For calculation purposes, our current system of time measurement isn’t very intuitive. Called sexagesimal because it is based on the number 60, it originated with the Sumerians almost five thousand years ago. Others have proposed we move to metric time. Used by Joan and Vernor Vinge (among others) in their sf novels, it is a form of decimal time based on the number ten. The metric system divides a day into seconds, and you talk about the hours in terms of killaseconds and gigaseconds. (The “seconds” designation is arbitrary and you could label your unit of time anything . See some fun units of measure such as the “Kardashian” or the “MegaFonzie” on this humorous units of measure Wikipedia page.)

The advantage of a decimal time system is that if you know it is 5 o’clock, the day is 50% over. It’s easy to understand and convert. Some have suggested the Star Trek stardate is a form of decimal time.

After you have an agreed unit of measure, how do you determine the length of a day? After all, a “day” on Jupiter is only 9 hours long, while a “day” on Mercury is 58 days. (And technically, a sidereal “day” on Earth is only 23 hours and 56 minutes, but the sun moves in relation to us during the same period, so we use a solar day of 24 hours.)

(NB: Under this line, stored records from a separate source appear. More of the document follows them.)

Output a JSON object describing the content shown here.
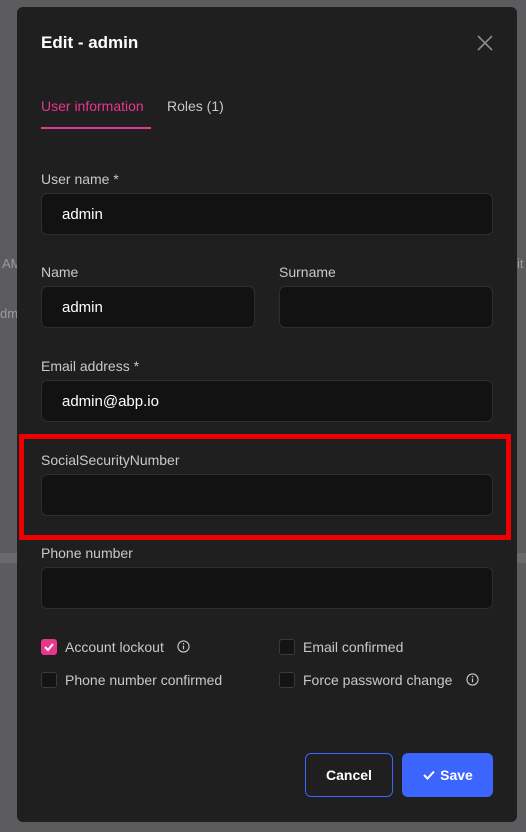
{
  "modal": {
    "title": "Edit - admin"
  },
  "tabs": [
    {
      "label": "User information",
      "active": true
    },
    {
      "label": "Roles (1)",
      "active": false
    }
  ],
  "fields": {
    "username": {
      "label": "User name *",
      "value": "admin"
    },
    "name": {
      "label": "Name",
      "value": "admin"
    },
    "surname": {
      "label": "Surname",
      "value": ""
    },
    "email": {
      "label": "Email address *",
      "value": "admin@abp.io"
    },
    "ssn": {
      "label": "SocialSecurityNumber",
      "value": ""
    },
    "phone": {
      "label": "Phone number",
      "value": ""
    }
  },
  "checkboxes": {
    "account_lockout": {
      "label": "Account lockout",
      "checked": true
    },
    "email_confirmed": {
      "label": "Email confirmed",
      "checked": false
    },
    "phone_confirmed": {
      "label": "Phone number confirmed",
      "checked": false
    },
    "force_password_change": {
      "label": "Force password change",
      "checked": false
    }
  },
  "buttons": {
    "cancel": "Cancel",
    "save": "Save"
  },
  "background": {
    "left_text_1": "AM",
    "left_text_2": "dm",
    "right_text_1": "it"
  },
  "colors": {
    "accent": "#e8368f",
    "primary": "#3c64ff",
    "highlight": "#ee0000",
    "modal_bg": "#1f1f20"
  }
}
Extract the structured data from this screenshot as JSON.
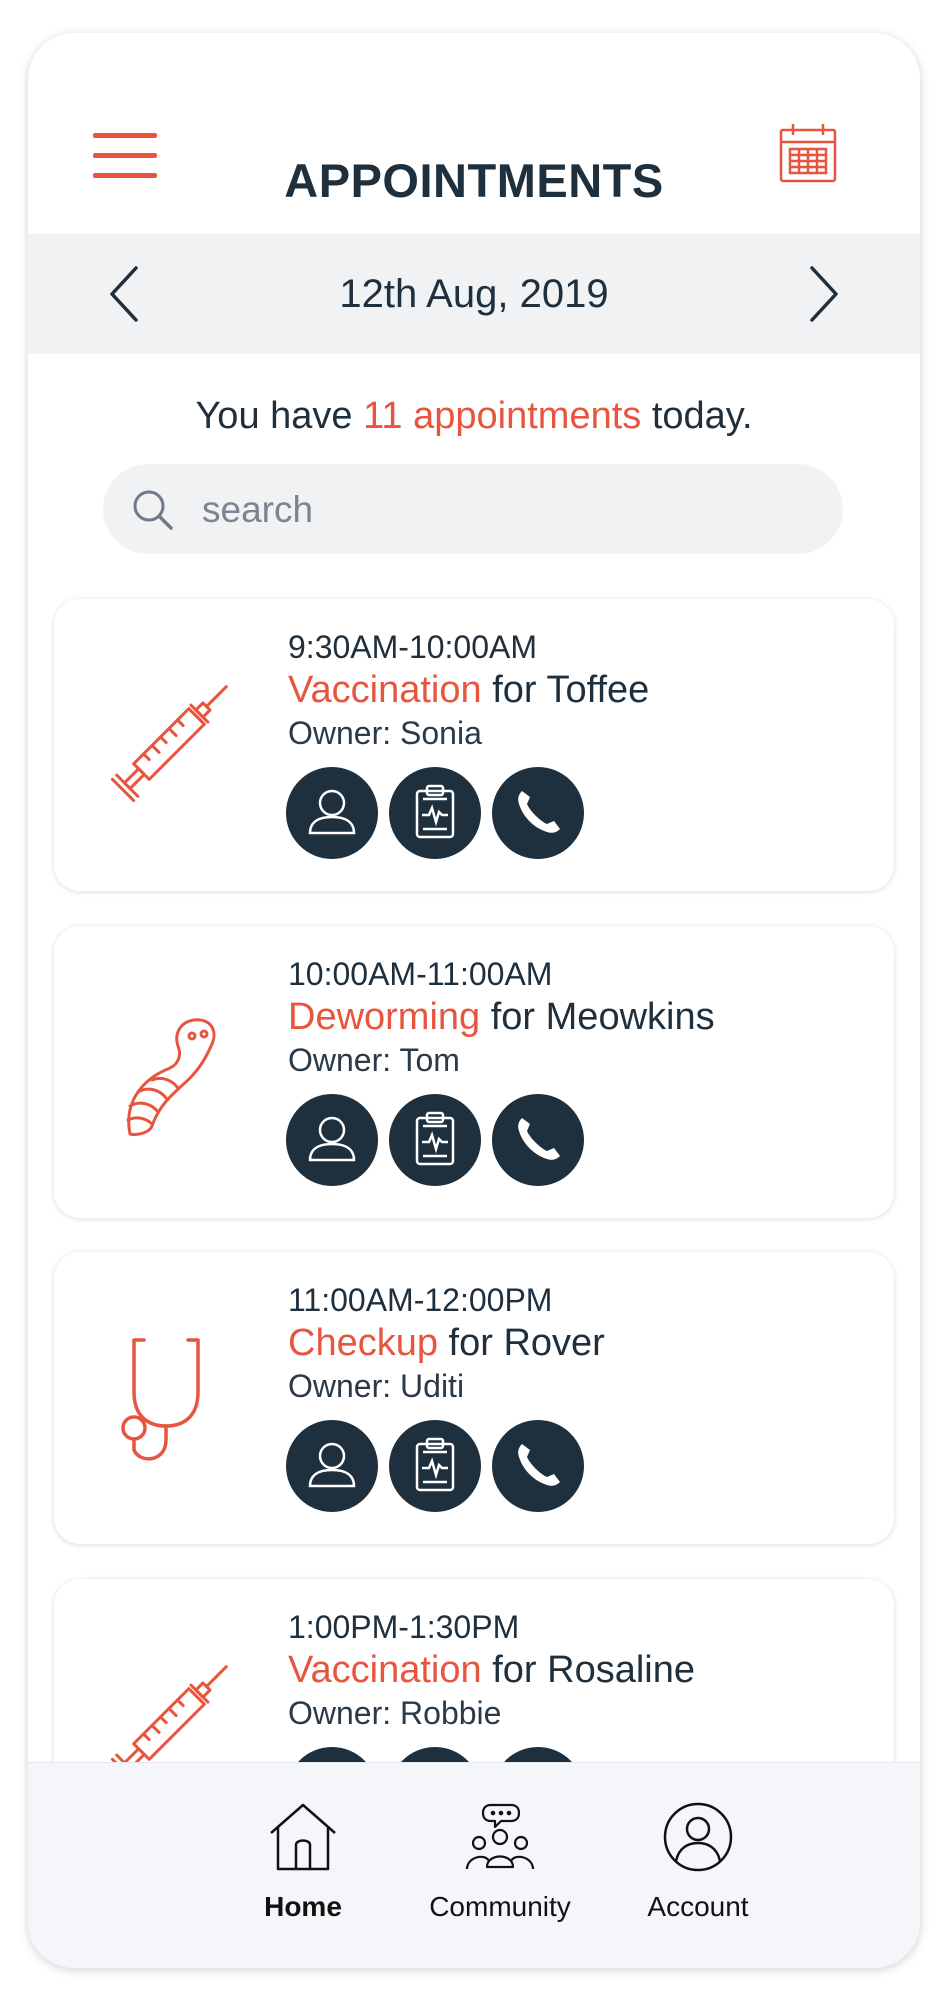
{
  "header": {
    "title": "APPOINTMENTS"
  },
  "date_nav": {
    "date": "12th Aug, 2019"
  },
  "summary": {
    "prefix": "You have",
    "highlight": "11 appointments",
    "suffix": "today."
  },
  "search": {
    "placeholder": "search",
    "value": ""
  },
  "appointments": [
    {
      "time": "9:30AM-10:00AM",
      "service": "Vaccination",
      "connector": "for",
      "pet": "Toffee",
      "owner": "Owner: Sonia",
      "icon": "syringe-icon"
    },
    {
      "time": "10:00AM-11:00AM",
      "service": "Deworming",
      "connector": "for",
      "pet": "Meowkins",
      "owner": "Owner: Tom",
      "icon": "worm-icon"
    },
    {
      "time": "11:00AM-12:00PM",
      "service": "Checkup",
      "connector": "for",
      "pet": "Rover",
      "owner": "Owner: Uditi",
      "icon": "stethoscope-icon"
    },
    {
      "time": "1:00PM-1:30PM",
      "service": "Vaccination",
      "connector": "for",
      "pet": "Rosaline",
      "owner": "Owner: Robbie",
      "icon": "syringe-icon"
    }
  ],
  "tabs": [
    {
      "label": "Home",
      "icon": "home-icon",
      "active": true
    },
    {
      "label": "Community",
      "icon": "community-icon",
      "active": false
    },
    {
      "label": "Account",
      "icon": "account-icon",
      "active": false
    }
  ],
  "colors": {
    "accent": "#e8553f",
    "dark": "#1e2f3d",
    "bar": "#f1f2f3"
  }
}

In the science fiction future, which planet’s clock will become our “Greenwich Mean Time”? Or will we use a planet at all?

Every author must come up with their own solution.

In my android assassin novel Liberation’s Kiss, I use three kinds of clocks: local time, an “Old Empire” time on which extra-planetary commerce and communications were based, and a new corporate time that the conquerors are flooding across the universe. This is much the way that conquering languages and customs take over now.
From Liberation’s Kiss ~

Cressida passed the rest of the day enclosed in her own thoughts. True to his word, Xan remained out of sight. By the time the second half of a Liberation VI “day” — the hours of tangerine sun plus more hours of intense green planetshine from the gas giant and its three largest moons — faded into true darkness, she had a taste of the future she had predicted to Xan.

It tasted like a single meal, consumed alone at a bar, while the solitary night wind howled past.

She put away her utensils, climbed the stairs to the second floor, and stood in the terrace doorway, staring out into the darkness.

In the glassed cities, the starlight was allowed to filter through naturally to create a twenty-three-and-a-half-hour local day. Soon the Nar would rewire all of the cities to the twenty-five-hour New Empire standard, and no one would see these views but tourists.

But tonight, the vast star-spatter looked just that. Not poetic, the way her calligraphy described it. But vast and frighteningly empty.

Well, readers, what time systems to you enjoy in your science fiction? If the International Telecommunications Union asked you to define a unit of time (ex. a New York Minute, a Jiffy) what would you call it?

What would you think about a future with decimal time?

About the Author

Wendy Lynn Clark is an award-winning author of contemporary and science fiction romance. Find out more by visiting her online home at http://wendylynnclark.com.

Note: The views expressed are solely those of the author, Wendy Lynn Clark, and not the SFR Brigade.

No comments:

Post a Comment

We love to hear from you! Comments must pass moderation to be published. Spam will be deleted.

SFR Brigade Bases of Operation